By | June 23, 2013

Eli Lilly recently announced that they voluntarily halted a Phase II clinical trial for LY2886721, a beta secretase (BACE) inhibitor designed to slow down the progression of Alzheimer’s disease.

The Lilly announcement indicated that the trial was halted due to abnormal liver test results in patients. It’s not clear if BACE inhibition itself was causing the toxic liver test results, or if it was something in the way the drug molecule was designed.

As discussed in our report on early detection tests for Alzheimer’s disease, BACE inhibitors do show some promise in slowing or halting Alzheimer’s progression, but the safety of these drugs is a big unknown. In addition to controlling the formation of amyloid beta protein in the brain, BACE is also involved in the development of myelin sheathes — the “insulation” surrounding axons.

Demyelination (the loss of protective myelin sheathes) can result in serious disorders like multiple sclerosis (MS) and Guillain-Barré syndrome.
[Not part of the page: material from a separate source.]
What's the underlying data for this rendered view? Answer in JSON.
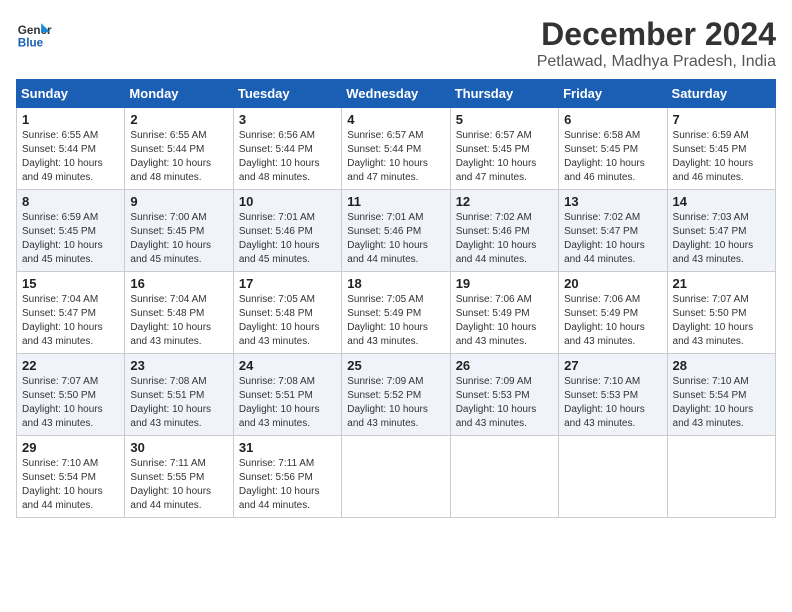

The other drug companies pursuing BACE inhibitor trials (Merck, Roche, Pfizer, AstraZeneca) will need to tread very carefully to make sure that shutting down amyloid beta formation doesn’t also block the brain’s ability to create and maintain protective myelin.